Implementing Extended Producer Responsibility (EPR) is not without its hurdles. One of the major challenges is the lack of awareness and understanding among producers about their responsibilities. This can be addressed through comprehensive education and awareness campaigns. Another challenge is the absence of a robust infrastructure for waste management, which can be mitigated by investing in advanced waste management systems and technologies. Furthermore, the lack of stringent regulations and enforcement mechanisms can lead to non-compliance. To overcome this, governments need to enact strict laws and ensure their enforcement. Here is a checklist for successful EPR implementation: 1) Education and awareness, 2) Investment in waste management infrastructure, 3) Strict regulations and enforcement. Despite these challenges, the benefits of EPR far outweigh the difficulties, making it a viable solution for sustainable production and consumption.
The Future of Extended Producer Responsibility: Trends and Predictions

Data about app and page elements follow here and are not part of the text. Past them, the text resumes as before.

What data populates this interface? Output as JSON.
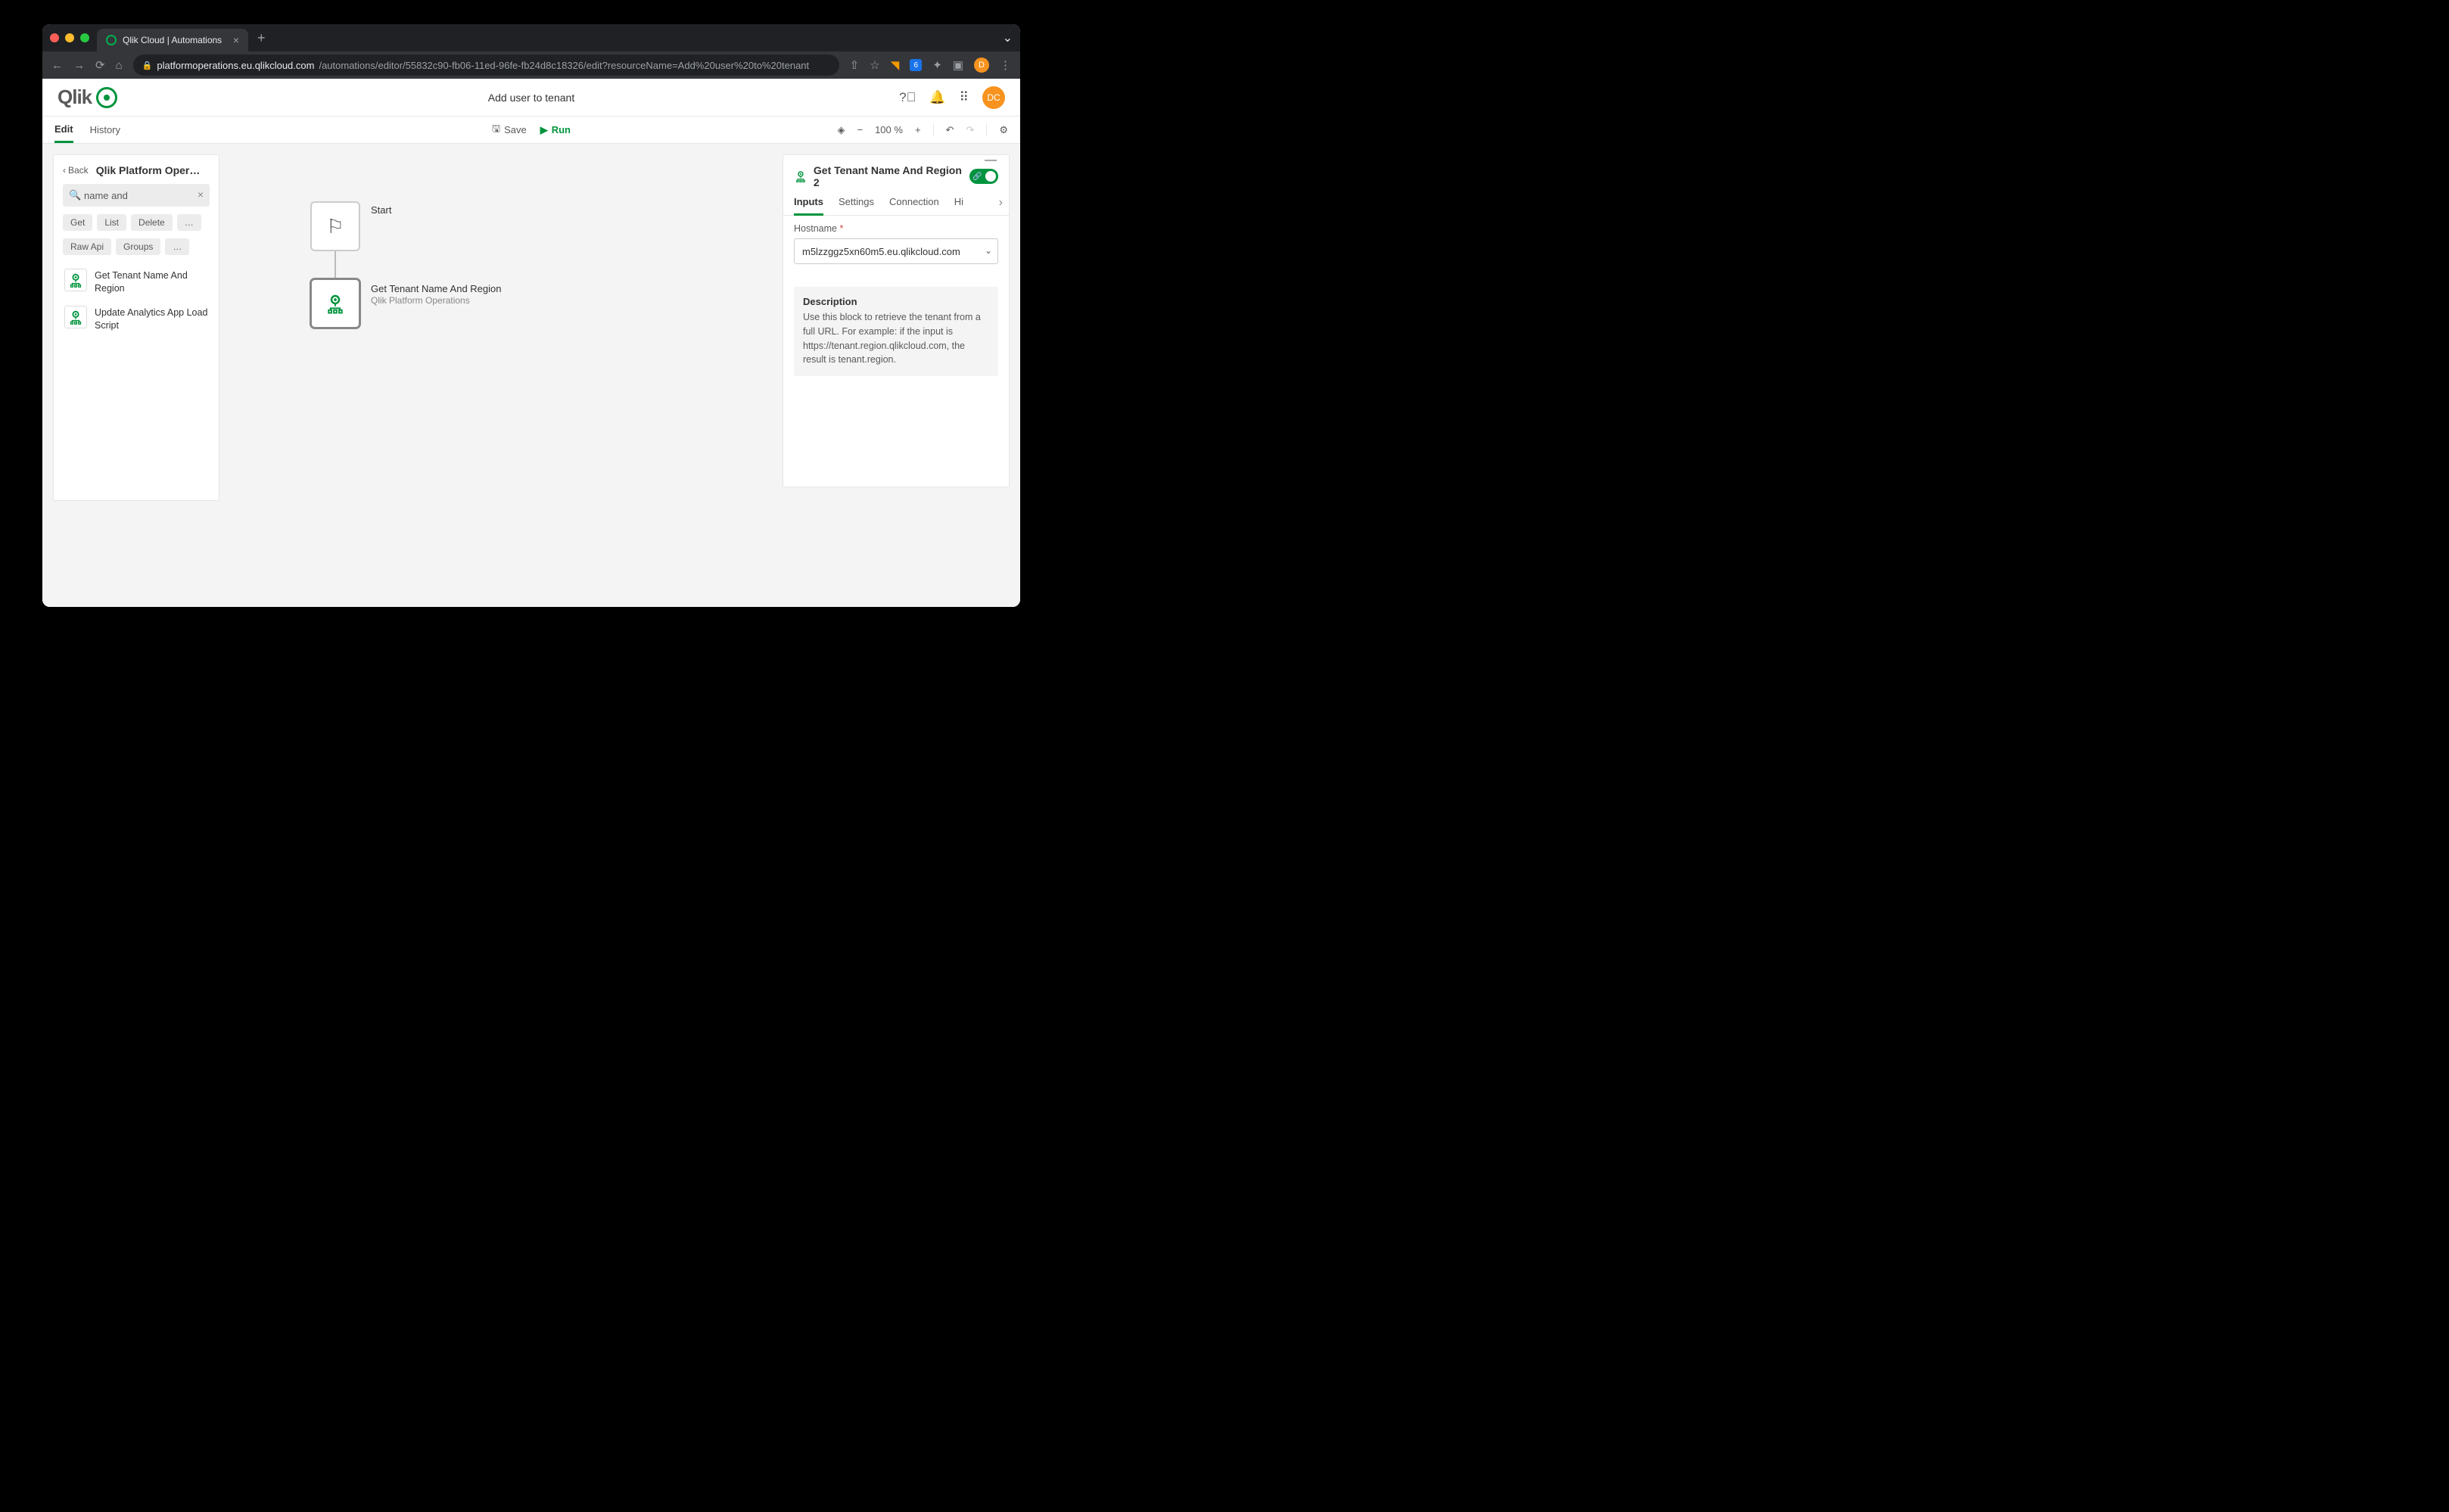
{
  "browser": {
    "tab_title": "Qlik Cloud | Automations",
    "url_host": "platformoperations.eu.qlikcloud.com",
    "url_path": "/automations/editor/55832c90-fb06-11ed-96fe-fb24d8c18326/edit?resourceName=Add%20user%20to%20tenant",
    "avatar": "D",
    "ext_badge": "6"
  },
  "app": {
    "header": {
      "logo_text": "Qlik",
      "title": "Add user to tenant",
      "avatar": "DC"
    },
    "toolbar": {
      "tabs": {
        "edit": "Edit",
        "history": "History"
      },
      "save": "Save",
      "run": "Run",
      "zoom": "100 %"
    },
    "left_panel": {
      "back": "Back",
      "title": "Qlik Platform Oper…",
      "search_value": "name and",
      "chips": [
        "Get",
        "List",
        "Delete",
        "…",
        "Raw Api",
        "Groups",
        "…"
      ],
      "items": [
        {
          "label": "Get Tenant Name And Region"
        },
        {
          "label": "Update Analytics App Load Script"
        }
      ]
    },
    "canvas": {
      "start_label": "Start",
      "block": {
        "title": "Get Tenant Name And Region",
        "subtitle": "Qlik Platform Operations"
      }
    },
    "right_panel": {
      "title": "Get Tenant Name And Region 2",
      "tabs": {
        "inputs": "Inputs",
        "settings": "Settings",
        "connection": "Connection",
        "hi": "Hi"
      },
      "hostname_label": "Hostname",
      "hostname_value": "m5lzzggz5xn60m5.eu.qlikcloud.com",
      "desc_title": "Description",
      "desc_text": "Use this block to retrieve the tenant from a full URL. For example: if the input is https://tenant.region.qlikcloud.com, the result is tenant.region."
    }
  }
}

Looking ahead, Extended Producer Responsibility (EPR) is set to play a pivotal role in shaping sustainable business practices. One of the key trends we foresee is the expansion of EPR regulations to cover a wider range of products and industries. This will compel more manufacturers to integrate end-of-life product management into their business strategies. Another prediction is the increased use of digital tools to track and manage product lifecycles, enabling more efficient and transparent EPR implementation. Furthermore, we anticipate a greater emphasis on eco-design, driven by EPR principles, leading to the production of more sustainable and recyclable products. To stay ahead, businesses should consider the following checklist: monitor regulatory changes, invest in digital tracking tools, and prioritize eco-design. These trends and predictions underscore the growing importance of EPR in our journey towards a more sustainable future.
Frequently Asked Questions

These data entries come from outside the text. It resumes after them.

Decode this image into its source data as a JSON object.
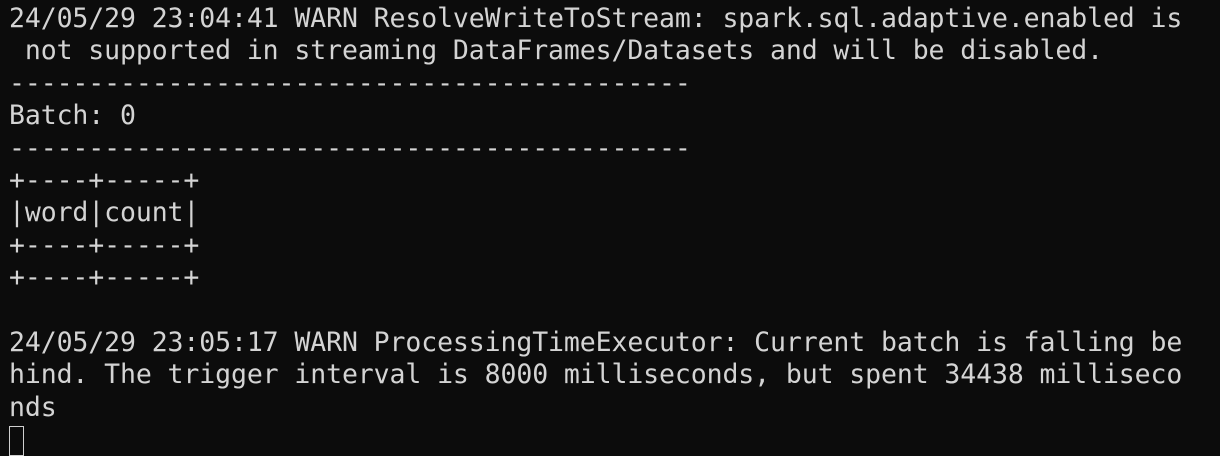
{
  "terminal": {
    "lines": [
      "24/05/29 23:04:41 WARN ResolveWriteToStream: spark.sql.adaptive.enabled is",
      " not supported in streaming DataFrames/Datasets and will be disabled.",
      "-------------------------------------------",
      "Batch: 0",
      "-------------------------------------------",
      "+----+-----+",
      "|word|count|",
      "+----+-----+",
      "+----+-----+",
      "",
      "24/05/29 23:05:17 WARN ProcessingTimeExecutor: Current batch is falling be",
      "hind. The trigger interval is 8000 milliseconds, but spent 34438 milliseco",
      "nds"
    ],
    "cursor": ""
  }
}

What are the benefits of Extended Producer Responsibility for businesses?
- Extended Producer Responsibility (EPR) can provide several benefits for businesses. It encourages innovation and efficiency in product design, leading to cost savings in the long run. EPR also helps businesses to enhance their corporate social responsibility image, which can lead to increased customer loyalty and market share.
How does Extended Producer Responsibility affect consumers?
- Extended Producer Responsibility can influence consumers in several ways. It can lead to the production of more sustainable and efficient products, which can save consumers money in the long run. Additionally, it can increase consumer awareness about the environmental impact of products and encourage more responsible consumption behaviors.
What are some examples of Extended Producer Responsibility in action?
- There are many examples of Extended Producer Responsibility in action around the world. For instance, in some European countries, manufacturers are required to take back and recycle their electronic products. In Canada, the province of British Columbia has implemented an EPR program for packaging and printed paper, which requires producers to manage the end-of-life of their products.
What are the challenges in implementing Extended Producer Responsibility?
- Implementing Extended Producer Responsibility can present several challenges. These can include logistical challenges in collecting and recycling products, financial challenges in funding the program, and regulatory challenges in enforcing the EPR requirements. However, these challenges can be overcome with careful planning and coordination among all stakeholders.
What is the future outlook for Extended Producer Responsibility?
- The future outlook for Extended Producer Responsibility is positive. As environmental concerns continue to rise, more and more countries are likely to adopt EPR policies. Additionally, technological advancements are expected to make it easier and more cost-effective to implement EPR programs. However, the success of EPR will depend on the continued commitment and cooperation of all stakeholders.